▶ **Exercise objective**
Give the number of lines in these entries that contain "Management", and nothing more.
*** Begin section ***
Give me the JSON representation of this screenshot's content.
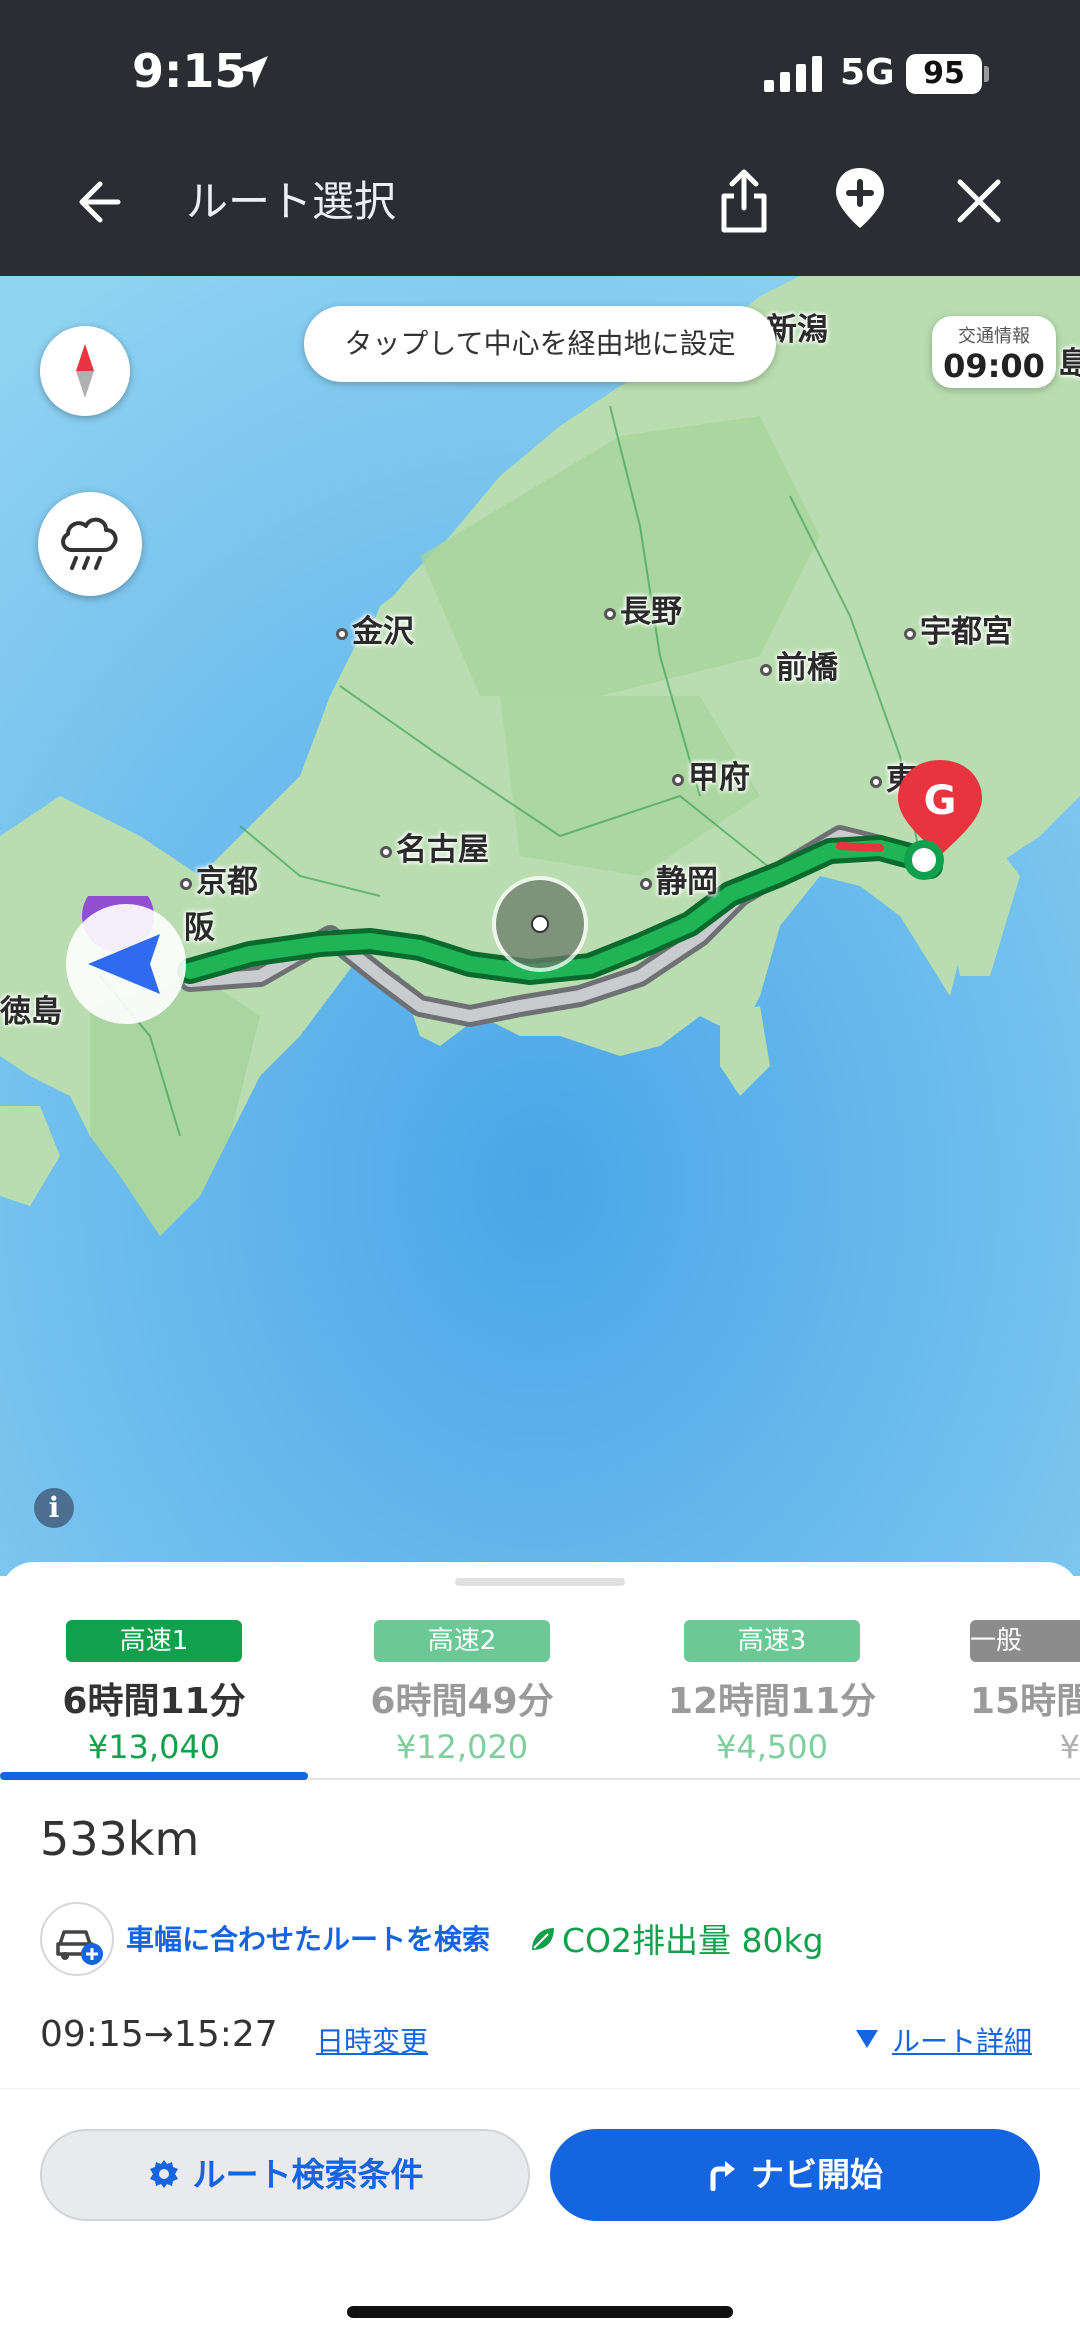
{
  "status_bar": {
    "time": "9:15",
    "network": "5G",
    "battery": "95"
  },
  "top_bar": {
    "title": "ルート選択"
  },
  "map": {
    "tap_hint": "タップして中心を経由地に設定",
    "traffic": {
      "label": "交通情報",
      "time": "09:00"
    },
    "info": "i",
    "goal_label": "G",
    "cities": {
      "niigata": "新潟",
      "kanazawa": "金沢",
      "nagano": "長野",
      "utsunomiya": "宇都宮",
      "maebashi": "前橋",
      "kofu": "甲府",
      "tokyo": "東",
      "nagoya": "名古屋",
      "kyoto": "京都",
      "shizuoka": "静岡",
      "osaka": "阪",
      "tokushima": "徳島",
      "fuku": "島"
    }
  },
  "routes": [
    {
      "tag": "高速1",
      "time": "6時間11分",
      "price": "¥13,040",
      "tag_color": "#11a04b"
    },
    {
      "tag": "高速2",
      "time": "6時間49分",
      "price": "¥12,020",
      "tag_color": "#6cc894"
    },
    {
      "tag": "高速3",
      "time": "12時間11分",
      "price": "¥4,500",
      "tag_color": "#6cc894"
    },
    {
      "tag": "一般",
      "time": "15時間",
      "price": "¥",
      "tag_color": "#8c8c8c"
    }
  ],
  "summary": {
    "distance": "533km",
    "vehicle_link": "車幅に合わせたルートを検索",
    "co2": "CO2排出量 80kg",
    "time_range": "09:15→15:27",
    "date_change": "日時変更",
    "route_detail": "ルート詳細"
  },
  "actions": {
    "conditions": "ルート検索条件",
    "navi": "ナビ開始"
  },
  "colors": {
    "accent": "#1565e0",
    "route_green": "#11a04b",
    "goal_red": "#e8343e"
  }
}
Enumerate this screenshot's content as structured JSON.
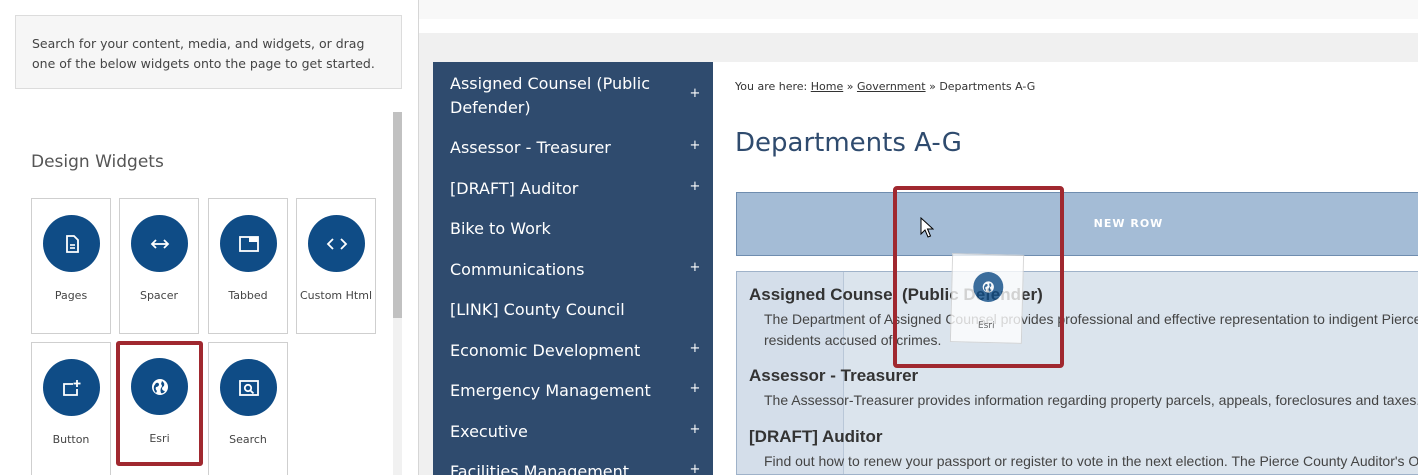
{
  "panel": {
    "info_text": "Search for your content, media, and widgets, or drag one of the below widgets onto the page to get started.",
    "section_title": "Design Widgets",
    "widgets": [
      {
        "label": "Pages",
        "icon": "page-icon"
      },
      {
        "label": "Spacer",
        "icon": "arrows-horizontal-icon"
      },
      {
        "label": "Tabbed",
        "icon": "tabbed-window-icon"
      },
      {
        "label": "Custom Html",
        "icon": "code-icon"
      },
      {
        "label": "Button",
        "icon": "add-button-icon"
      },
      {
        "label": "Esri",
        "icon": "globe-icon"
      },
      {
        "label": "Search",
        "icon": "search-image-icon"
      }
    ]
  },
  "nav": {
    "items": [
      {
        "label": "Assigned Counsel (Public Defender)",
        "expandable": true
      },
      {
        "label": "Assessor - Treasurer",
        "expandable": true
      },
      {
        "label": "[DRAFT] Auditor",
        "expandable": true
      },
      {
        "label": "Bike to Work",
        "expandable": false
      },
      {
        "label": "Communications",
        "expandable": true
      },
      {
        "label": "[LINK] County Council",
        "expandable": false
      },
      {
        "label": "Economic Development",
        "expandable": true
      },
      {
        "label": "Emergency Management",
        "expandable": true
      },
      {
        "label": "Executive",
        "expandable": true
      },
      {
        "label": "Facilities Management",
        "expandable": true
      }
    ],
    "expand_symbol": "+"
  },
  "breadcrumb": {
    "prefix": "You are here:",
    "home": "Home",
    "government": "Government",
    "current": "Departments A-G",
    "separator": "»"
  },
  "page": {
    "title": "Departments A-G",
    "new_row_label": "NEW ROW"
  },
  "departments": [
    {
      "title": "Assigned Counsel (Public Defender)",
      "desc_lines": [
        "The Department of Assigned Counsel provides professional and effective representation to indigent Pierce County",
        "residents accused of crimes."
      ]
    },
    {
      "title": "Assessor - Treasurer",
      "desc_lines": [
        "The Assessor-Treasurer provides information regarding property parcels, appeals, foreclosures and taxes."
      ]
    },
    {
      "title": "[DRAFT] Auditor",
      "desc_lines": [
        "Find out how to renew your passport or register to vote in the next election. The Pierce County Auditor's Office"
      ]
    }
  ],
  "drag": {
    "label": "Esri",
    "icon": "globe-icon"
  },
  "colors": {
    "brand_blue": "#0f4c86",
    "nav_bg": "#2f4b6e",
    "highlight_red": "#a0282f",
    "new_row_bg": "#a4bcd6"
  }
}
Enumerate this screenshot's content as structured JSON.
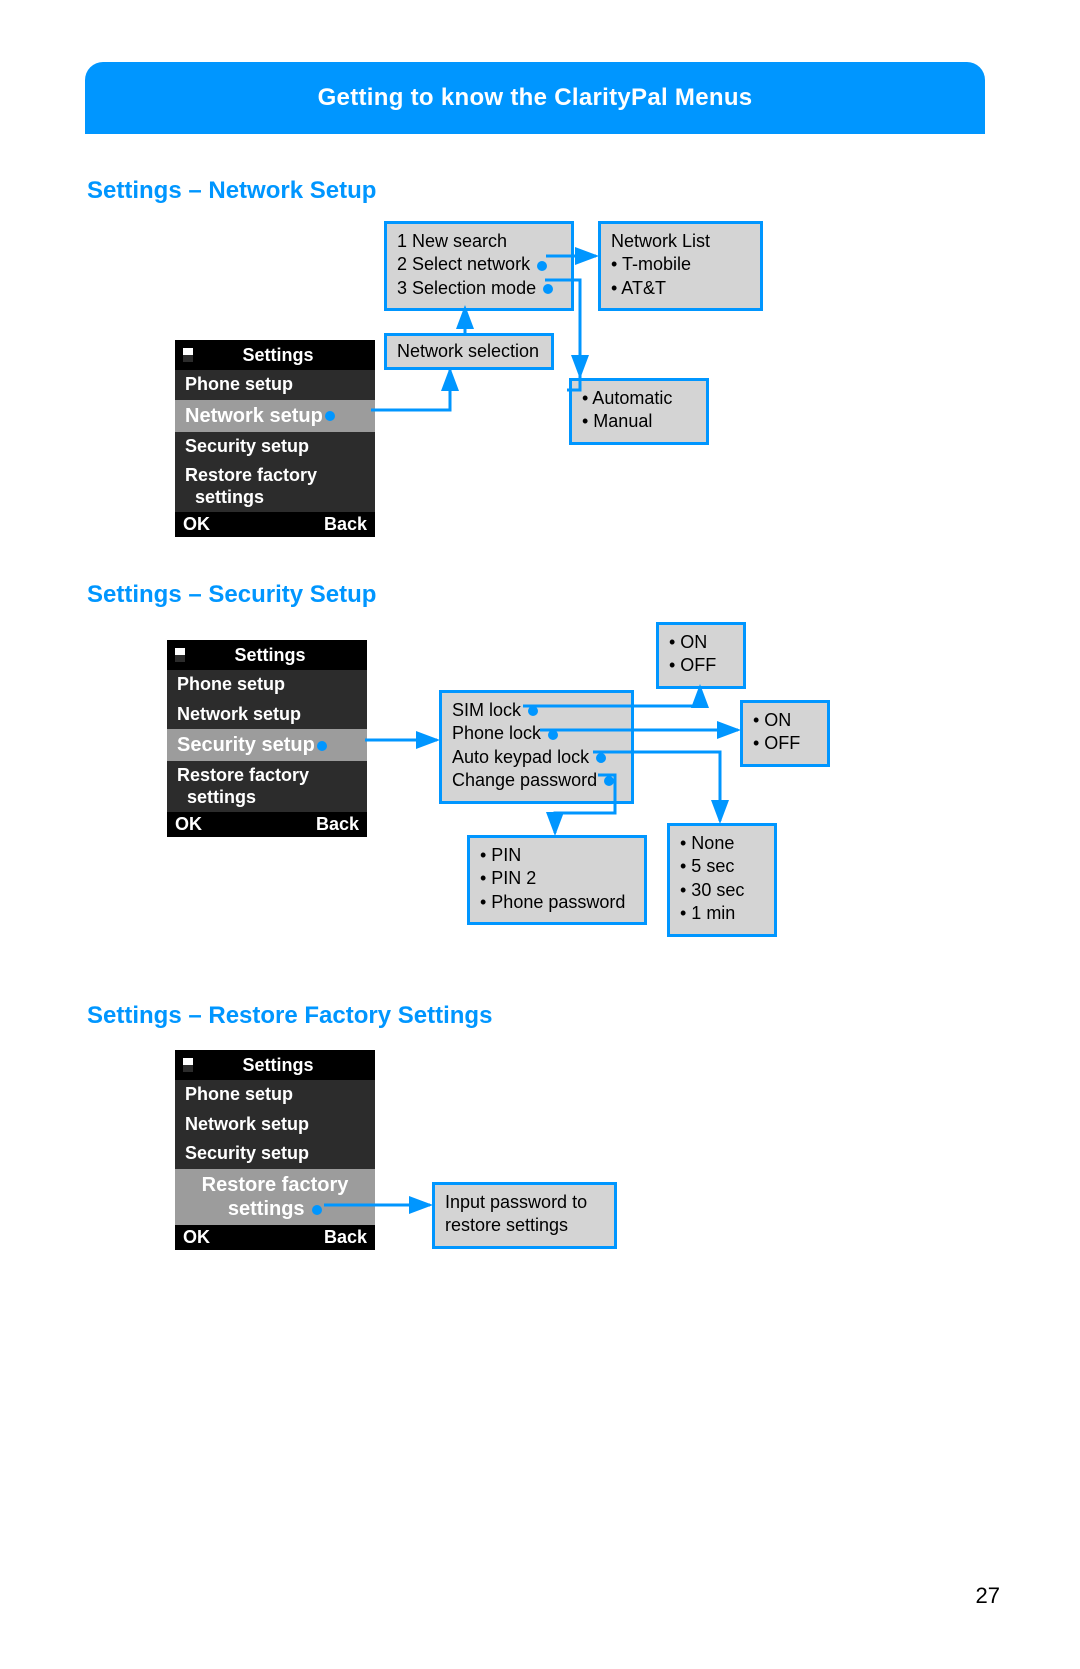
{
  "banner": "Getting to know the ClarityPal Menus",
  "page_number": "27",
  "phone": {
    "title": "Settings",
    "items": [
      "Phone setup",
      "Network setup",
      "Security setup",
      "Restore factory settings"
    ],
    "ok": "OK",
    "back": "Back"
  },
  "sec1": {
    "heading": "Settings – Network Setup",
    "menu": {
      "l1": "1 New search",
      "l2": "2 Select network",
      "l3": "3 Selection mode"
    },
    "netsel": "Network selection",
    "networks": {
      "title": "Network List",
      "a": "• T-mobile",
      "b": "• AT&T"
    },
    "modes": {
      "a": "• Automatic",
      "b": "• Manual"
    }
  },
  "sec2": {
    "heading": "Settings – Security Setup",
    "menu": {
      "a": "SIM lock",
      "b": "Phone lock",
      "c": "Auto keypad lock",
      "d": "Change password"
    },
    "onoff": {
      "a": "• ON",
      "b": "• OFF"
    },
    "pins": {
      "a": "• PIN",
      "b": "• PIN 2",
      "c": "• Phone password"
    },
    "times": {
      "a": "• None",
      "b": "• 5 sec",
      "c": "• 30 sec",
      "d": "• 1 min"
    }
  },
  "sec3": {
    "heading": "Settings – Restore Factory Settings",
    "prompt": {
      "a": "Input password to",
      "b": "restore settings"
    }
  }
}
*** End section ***
▶ **Task output**
2